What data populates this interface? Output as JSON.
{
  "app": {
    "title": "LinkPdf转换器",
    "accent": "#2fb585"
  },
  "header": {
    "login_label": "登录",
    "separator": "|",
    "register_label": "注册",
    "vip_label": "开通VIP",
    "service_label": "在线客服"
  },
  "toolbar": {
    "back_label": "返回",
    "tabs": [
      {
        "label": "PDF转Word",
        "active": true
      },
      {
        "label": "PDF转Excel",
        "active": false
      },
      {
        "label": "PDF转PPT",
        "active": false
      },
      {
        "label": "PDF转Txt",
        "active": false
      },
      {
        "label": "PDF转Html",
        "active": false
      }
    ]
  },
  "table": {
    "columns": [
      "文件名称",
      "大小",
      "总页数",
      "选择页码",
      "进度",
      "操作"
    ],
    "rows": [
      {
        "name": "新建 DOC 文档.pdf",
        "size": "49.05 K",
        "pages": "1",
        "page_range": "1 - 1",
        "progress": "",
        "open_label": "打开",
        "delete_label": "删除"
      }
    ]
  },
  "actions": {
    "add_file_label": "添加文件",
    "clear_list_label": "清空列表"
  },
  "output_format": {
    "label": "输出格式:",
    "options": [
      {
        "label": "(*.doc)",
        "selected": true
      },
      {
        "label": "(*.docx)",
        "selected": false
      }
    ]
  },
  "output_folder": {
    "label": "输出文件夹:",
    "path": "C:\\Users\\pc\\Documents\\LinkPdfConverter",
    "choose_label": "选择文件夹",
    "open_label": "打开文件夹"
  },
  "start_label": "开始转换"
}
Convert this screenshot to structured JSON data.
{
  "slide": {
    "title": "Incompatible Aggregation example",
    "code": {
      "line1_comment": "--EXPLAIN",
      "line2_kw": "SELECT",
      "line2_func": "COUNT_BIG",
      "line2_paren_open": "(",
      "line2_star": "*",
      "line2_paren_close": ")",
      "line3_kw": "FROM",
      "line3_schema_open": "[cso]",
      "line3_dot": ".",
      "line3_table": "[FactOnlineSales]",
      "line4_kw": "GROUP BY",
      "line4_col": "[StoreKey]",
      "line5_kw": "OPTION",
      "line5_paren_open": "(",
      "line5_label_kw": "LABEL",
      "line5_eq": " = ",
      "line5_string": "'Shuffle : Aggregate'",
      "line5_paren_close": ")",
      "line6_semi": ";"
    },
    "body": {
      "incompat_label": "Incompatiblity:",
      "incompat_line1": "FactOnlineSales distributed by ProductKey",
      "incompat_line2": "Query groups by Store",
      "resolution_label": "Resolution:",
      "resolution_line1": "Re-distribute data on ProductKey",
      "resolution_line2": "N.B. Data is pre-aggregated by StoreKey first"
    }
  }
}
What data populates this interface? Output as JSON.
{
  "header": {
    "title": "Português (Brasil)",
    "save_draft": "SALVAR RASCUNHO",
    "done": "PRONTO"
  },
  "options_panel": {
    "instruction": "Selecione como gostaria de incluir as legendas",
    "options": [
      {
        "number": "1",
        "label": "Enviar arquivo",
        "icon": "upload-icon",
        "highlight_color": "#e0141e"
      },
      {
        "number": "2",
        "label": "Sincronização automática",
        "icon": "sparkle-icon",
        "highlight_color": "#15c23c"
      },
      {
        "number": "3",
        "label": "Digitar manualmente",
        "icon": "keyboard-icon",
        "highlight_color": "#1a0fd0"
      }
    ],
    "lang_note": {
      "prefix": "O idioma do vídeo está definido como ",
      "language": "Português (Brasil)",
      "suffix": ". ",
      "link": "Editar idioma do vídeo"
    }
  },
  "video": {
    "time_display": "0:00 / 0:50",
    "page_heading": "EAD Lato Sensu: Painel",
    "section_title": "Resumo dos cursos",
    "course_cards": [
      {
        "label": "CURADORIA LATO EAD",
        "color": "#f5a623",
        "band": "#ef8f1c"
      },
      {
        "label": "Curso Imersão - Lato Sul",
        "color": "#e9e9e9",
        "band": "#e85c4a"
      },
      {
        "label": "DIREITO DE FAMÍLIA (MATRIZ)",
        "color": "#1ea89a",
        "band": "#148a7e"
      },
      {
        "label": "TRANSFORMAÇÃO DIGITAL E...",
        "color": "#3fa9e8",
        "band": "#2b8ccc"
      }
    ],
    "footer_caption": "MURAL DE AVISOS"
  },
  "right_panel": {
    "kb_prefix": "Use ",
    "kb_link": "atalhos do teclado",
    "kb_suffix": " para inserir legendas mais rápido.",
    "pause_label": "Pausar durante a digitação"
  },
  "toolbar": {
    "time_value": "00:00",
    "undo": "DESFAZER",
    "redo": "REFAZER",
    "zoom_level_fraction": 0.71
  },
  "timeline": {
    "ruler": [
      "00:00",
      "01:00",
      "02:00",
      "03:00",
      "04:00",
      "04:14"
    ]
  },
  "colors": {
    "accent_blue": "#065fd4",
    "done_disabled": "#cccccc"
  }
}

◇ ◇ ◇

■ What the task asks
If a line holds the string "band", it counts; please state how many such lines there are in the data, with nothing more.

■ Exercise response
4